◆ **What you need to do**: Which lines below contain the word "JSON"? Copy each one.

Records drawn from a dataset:
* * * * * * *

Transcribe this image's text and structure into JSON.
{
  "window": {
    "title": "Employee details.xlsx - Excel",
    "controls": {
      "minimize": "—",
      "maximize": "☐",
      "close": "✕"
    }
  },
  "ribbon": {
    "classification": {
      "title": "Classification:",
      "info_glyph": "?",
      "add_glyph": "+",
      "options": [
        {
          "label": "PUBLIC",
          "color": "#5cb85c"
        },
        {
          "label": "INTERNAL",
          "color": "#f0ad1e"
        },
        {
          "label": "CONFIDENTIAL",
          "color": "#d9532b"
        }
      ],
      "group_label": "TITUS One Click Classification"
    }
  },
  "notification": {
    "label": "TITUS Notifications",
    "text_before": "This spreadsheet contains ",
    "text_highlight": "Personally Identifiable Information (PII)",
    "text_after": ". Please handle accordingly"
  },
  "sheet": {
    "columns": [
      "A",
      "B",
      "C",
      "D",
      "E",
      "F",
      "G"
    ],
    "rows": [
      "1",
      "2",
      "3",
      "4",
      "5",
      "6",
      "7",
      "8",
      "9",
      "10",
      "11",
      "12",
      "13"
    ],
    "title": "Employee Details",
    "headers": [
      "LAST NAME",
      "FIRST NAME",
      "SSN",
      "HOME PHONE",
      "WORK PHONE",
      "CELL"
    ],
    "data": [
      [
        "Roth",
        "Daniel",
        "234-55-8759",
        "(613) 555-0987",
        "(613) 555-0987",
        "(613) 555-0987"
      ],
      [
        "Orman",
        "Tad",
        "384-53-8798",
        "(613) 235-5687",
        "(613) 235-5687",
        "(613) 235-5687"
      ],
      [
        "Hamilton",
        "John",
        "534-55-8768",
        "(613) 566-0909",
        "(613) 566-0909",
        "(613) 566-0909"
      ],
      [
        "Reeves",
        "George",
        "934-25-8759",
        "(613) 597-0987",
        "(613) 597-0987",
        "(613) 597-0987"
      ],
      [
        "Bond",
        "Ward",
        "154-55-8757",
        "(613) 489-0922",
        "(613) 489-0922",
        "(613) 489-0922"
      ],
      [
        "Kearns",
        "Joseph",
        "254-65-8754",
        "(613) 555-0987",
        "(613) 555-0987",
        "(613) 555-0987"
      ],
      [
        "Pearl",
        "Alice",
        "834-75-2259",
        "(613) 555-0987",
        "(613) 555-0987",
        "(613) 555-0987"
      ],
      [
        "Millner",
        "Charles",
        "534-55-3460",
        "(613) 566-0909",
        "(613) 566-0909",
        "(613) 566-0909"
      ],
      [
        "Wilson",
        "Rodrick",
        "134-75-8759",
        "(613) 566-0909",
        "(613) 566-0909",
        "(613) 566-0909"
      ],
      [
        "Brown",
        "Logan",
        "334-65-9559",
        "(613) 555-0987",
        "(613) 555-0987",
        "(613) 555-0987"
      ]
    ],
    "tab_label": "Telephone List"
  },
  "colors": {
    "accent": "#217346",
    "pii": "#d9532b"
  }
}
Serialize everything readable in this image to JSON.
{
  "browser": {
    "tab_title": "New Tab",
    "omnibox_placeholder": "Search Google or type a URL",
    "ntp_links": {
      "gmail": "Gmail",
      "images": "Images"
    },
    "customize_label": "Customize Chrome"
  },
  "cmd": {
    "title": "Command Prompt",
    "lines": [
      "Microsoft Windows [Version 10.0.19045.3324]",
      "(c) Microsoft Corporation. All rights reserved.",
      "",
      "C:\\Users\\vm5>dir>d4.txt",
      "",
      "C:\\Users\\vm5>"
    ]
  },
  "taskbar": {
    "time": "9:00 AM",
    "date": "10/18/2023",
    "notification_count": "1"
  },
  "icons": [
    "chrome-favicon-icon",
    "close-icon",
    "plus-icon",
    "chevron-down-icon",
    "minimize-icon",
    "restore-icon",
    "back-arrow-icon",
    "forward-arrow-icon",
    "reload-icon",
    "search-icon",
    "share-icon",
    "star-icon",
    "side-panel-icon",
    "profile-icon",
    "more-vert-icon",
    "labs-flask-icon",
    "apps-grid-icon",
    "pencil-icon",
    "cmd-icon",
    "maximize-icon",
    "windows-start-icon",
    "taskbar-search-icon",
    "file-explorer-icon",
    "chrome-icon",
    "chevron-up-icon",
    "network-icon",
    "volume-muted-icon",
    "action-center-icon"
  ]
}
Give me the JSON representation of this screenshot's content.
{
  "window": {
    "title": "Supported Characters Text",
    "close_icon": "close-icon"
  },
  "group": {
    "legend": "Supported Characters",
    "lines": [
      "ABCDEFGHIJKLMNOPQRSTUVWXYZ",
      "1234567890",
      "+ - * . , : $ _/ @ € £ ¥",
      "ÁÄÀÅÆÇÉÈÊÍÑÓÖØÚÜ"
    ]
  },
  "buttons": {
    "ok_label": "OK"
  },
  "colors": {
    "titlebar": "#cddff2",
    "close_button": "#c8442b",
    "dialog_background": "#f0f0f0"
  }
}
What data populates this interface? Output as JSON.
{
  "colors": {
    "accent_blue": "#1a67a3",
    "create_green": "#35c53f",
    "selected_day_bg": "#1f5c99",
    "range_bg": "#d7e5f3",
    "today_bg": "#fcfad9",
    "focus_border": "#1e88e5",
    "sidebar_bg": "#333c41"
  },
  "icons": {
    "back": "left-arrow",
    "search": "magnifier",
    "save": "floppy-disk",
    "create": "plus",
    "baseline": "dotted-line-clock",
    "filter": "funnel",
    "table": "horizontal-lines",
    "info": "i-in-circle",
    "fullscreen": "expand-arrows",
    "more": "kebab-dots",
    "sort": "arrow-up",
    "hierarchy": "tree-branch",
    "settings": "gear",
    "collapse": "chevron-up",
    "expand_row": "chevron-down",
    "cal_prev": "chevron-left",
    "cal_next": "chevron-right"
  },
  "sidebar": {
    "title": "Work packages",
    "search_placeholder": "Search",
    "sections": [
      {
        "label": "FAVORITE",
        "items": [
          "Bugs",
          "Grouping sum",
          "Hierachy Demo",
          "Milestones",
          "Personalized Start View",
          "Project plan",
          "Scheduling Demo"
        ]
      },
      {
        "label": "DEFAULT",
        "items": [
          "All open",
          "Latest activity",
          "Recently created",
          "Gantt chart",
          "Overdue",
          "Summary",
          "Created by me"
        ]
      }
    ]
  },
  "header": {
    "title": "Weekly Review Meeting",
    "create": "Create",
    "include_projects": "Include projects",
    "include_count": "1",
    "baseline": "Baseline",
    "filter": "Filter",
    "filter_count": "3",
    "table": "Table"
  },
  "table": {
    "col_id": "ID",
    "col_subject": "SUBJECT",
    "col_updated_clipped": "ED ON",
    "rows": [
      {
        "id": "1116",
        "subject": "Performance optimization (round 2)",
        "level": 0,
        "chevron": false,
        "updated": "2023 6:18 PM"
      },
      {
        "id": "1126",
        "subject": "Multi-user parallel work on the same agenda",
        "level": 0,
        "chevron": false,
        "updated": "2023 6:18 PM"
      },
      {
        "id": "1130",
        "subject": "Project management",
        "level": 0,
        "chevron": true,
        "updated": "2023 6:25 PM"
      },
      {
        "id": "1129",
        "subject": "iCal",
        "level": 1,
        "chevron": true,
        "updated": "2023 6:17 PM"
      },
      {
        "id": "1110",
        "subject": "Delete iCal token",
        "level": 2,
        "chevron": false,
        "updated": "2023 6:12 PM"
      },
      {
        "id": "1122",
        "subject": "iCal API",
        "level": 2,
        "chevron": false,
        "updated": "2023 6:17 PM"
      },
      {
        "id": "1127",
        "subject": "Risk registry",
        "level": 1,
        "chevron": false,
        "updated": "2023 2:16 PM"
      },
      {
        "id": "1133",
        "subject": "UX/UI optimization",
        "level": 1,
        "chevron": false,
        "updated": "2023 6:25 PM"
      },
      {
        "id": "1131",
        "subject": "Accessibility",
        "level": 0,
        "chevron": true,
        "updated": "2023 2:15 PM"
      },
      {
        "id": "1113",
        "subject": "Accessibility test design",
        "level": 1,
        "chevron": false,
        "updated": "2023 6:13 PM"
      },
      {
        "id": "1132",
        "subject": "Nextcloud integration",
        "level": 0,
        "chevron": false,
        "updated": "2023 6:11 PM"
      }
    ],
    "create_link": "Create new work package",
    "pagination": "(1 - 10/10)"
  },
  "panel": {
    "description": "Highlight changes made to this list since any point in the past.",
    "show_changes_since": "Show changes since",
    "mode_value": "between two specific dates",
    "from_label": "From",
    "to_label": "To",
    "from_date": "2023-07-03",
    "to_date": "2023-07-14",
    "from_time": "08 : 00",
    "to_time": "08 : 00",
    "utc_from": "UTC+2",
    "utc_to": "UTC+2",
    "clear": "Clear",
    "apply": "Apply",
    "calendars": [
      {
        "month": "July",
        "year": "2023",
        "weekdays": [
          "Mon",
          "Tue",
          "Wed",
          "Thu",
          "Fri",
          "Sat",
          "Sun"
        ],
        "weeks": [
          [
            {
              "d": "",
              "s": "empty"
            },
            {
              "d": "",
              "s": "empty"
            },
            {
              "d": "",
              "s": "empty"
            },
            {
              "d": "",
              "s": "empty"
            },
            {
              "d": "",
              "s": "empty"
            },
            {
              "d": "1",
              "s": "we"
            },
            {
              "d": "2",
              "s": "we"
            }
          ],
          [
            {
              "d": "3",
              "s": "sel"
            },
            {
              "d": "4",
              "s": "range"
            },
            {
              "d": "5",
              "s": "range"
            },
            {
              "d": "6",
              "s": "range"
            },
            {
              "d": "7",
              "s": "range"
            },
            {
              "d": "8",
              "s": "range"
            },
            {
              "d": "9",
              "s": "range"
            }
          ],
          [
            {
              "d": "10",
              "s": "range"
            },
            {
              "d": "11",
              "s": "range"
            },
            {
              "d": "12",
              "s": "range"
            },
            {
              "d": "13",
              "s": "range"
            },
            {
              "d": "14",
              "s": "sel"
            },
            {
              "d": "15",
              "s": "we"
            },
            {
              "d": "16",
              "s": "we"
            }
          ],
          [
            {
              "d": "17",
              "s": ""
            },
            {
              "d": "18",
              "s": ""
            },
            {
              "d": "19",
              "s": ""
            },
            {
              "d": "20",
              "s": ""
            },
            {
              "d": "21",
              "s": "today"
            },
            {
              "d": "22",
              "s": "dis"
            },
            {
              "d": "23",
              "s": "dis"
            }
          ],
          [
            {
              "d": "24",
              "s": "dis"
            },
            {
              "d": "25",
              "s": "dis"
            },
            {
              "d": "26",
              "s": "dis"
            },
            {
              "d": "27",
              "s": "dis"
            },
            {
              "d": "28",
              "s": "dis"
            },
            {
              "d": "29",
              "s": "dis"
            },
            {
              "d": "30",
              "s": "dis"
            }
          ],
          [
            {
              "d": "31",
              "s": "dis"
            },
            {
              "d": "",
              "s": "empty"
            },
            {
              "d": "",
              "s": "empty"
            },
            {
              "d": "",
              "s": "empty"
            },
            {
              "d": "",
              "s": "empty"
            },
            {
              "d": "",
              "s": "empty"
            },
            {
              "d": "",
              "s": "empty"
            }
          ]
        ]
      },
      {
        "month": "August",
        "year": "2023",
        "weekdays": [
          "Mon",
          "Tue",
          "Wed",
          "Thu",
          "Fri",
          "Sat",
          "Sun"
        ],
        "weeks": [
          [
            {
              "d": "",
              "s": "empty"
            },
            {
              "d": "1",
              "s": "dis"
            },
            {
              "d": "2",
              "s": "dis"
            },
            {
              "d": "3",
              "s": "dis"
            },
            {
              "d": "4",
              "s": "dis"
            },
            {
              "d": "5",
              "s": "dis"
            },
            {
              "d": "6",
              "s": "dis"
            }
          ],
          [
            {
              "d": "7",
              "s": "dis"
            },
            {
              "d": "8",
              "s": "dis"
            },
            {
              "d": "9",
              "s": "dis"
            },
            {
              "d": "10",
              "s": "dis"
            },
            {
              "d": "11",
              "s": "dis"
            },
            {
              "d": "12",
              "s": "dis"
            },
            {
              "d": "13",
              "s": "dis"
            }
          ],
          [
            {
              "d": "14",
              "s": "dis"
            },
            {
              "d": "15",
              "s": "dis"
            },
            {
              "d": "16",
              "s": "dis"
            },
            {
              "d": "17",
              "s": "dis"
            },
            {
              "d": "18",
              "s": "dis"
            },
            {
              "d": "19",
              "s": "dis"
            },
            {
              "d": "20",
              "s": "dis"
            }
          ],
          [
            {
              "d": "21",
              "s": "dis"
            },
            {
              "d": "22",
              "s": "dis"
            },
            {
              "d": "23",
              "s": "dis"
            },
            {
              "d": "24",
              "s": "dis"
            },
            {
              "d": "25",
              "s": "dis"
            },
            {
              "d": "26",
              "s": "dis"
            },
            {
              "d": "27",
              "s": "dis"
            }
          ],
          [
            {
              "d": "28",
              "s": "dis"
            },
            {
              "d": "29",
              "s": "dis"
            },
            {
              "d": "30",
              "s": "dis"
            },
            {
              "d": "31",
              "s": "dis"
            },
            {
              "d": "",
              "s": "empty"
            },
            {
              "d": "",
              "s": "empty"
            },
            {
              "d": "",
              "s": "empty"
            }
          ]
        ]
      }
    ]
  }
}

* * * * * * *

◆ **Answer for the task**:
Transcribe this image's text and structure into JSON.
Serialize everything readable in this image to JSON.
Give me the JSON representation of this screenshot's content.
What data populates this interface? Output as JSON.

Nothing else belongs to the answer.